  43. Munhoz RP, Zavala JA, Becker N, Teive HAE (2011) Cross-cultural influences on psychogenic movement disorders - a comparative review with a Brazilian series of 83 cases. Clin Neurol Neurosurg 113: 115-118.
  44. Feinstein A, Stergiopoulos V, Fine J, Lang AE (2001) Psychiatric outcome in patients with a psycogenic movement disorder: a prospective study. Neuropsychiatry Neuropsycol Behav Neurol 14: 169-176.
  45. Knutsson E, Martensson A (1985) Isokinetic measurements of muscle strength in hysterical paresis. Electroencephalogr Clin Neurophysiol 61: 370-374.
  46. Mace CJ, Trimble MR (1996) Ten-year prognosis of conversion disorder. Br J Psychiatry 169: 282-288.
  47. Couprie W, Wijdicks EF, Rooijmans HG, van Gijn J (1995) Outcome in conversion disorder: A follow-up study. J Neurol Neurosurg Psychiatry 58: 750-752.
  48. Teasell RW, Shapiro AP (1994) Strategic-behavioral intervention in the treatment of chronic nonorganic motor disorders.
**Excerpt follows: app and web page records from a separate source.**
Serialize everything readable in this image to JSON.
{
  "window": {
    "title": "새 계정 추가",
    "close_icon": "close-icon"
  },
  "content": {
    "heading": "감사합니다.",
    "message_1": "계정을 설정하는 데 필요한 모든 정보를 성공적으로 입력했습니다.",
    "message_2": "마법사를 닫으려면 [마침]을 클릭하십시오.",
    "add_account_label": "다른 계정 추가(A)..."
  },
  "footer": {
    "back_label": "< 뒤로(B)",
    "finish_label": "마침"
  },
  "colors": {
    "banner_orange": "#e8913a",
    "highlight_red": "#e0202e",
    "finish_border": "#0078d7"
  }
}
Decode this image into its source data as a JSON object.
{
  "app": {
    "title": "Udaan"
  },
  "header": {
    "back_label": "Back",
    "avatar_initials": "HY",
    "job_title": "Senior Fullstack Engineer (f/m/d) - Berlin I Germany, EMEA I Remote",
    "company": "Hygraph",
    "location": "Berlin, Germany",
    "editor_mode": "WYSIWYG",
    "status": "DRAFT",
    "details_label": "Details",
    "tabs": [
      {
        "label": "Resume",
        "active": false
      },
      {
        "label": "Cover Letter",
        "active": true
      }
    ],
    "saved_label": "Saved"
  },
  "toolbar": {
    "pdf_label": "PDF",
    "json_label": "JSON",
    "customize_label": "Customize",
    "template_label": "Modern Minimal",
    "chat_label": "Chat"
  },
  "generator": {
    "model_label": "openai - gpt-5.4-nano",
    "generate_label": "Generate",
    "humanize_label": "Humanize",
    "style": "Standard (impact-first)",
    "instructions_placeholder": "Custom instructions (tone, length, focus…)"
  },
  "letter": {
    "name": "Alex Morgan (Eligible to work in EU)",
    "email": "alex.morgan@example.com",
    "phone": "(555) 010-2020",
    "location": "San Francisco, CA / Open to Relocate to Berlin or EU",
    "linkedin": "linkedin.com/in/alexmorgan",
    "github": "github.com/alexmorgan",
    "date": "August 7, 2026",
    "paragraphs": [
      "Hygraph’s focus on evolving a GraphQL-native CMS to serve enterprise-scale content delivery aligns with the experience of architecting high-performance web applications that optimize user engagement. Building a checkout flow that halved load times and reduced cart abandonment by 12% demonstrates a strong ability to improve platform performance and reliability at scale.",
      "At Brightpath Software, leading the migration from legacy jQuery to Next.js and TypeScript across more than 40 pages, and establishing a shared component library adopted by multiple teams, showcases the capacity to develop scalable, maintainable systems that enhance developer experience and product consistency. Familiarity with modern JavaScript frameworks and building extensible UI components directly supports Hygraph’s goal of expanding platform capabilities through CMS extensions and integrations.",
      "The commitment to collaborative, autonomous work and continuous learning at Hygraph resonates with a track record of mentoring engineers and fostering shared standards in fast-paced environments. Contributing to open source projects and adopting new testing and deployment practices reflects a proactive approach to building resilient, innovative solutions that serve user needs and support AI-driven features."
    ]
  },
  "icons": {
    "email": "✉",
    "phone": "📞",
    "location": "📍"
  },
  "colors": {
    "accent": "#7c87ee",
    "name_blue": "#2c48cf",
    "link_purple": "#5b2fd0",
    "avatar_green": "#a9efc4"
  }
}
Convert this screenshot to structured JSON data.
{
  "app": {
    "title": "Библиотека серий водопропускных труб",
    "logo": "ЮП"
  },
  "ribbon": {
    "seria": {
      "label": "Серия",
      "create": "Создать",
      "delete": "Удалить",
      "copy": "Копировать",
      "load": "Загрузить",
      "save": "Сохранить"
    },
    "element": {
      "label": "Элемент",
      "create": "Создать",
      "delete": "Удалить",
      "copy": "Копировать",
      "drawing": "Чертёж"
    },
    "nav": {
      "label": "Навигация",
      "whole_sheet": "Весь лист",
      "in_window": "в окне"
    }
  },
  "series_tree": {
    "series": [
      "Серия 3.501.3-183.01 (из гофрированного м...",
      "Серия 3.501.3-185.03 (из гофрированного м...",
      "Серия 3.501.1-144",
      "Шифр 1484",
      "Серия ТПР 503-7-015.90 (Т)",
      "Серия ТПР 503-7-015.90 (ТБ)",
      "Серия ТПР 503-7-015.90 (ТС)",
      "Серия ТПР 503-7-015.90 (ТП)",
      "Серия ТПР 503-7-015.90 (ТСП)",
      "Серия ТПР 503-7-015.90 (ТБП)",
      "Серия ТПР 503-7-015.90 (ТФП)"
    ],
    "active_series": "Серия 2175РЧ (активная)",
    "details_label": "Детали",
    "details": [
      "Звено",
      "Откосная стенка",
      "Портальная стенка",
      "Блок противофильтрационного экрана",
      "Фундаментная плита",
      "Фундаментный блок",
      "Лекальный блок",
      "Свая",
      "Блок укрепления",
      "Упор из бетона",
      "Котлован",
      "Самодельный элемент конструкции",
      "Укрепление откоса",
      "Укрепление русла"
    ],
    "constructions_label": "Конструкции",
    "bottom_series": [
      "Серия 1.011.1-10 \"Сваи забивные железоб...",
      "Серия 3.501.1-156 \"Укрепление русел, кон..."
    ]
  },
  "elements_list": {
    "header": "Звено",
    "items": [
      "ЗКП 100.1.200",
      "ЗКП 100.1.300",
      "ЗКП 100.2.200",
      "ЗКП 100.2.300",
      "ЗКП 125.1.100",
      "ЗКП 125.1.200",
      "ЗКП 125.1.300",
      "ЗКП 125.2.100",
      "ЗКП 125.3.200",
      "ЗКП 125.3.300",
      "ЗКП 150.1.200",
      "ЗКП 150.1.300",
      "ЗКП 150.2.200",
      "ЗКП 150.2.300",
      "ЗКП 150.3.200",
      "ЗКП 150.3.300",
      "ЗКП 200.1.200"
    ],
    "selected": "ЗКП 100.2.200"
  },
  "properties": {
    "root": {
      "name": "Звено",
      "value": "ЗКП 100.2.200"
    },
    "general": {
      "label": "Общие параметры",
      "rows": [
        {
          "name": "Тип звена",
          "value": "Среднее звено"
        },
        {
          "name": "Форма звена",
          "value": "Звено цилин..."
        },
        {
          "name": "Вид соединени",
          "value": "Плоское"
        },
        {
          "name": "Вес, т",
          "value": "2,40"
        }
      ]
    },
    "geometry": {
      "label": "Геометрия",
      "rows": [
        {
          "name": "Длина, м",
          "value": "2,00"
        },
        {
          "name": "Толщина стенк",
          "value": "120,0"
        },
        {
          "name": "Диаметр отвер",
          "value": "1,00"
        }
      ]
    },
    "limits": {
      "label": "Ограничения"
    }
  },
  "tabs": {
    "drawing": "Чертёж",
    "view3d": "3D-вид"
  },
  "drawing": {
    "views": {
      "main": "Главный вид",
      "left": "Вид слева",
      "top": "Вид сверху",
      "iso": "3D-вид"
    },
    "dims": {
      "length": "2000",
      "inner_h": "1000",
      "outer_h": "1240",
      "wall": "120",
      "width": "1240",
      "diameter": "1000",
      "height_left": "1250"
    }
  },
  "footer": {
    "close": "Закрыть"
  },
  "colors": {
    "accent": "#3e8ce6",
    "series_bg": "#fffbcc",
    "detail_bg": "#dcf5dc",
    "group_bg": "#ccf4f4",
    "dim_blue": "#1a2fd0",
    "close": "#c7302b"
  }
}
Am J Phys Med Rehabil 73: 44-50.
  49. Hurwitz T, Kosaka B (2001) Primary psychiatric disorders in patients with conversion. Journal of Depression and Anxiety 4: 4-10.
  50. Stone J (2005) Systematic review of misdiagnosis of conversion symptoms and “hysteria”. BMJ 331: 989
  51. Nielsen G, Stone J, Matthews A, Brown M, Sparks C, et al. (2015) Physiotherapy for functional motor disorders: a consensus recommendation. J Neurol Neurosurg Psychiatry 86: 1113-1119.
  52. Gelauff J, Stone J, Edwards M, Carson A (2014) The prognosis of functional (psychogenic) motor symptoms: a systematic review. J Neurol Neurosurg Psychiatry 85: 220-226.
  53. McKenzie P, Oto M, Russell A, Pelosi A, Duncan R (2010) Early outcomes and predictors in 260 patients with psychogenic nonepileptic attacks. Neurology 74: 64-69.

Citation: Fizzotti G, Fassina G, Pirola V, Tronconi L (2021) Conversion Disorder and Spinal cord Injury: Case report. J Clin Stud Med Case Rep 8: 0113.

Copyright: © 2021  Gabriella Fizzotti, et al. This is an open-access article distributed under the terms of the Creative Commons Attribution License, which permits unrestricted use, distribution, and reproduction in any medium, provided the original author and source are credited.

Herald Scholarly Open Access is a leading, internationally publishing house in the fields of Sciences. Our mission is to provide an access to knowledge globally.

© 2023, Copyrights Herald Scholarly Open Access. All Rights Reserved!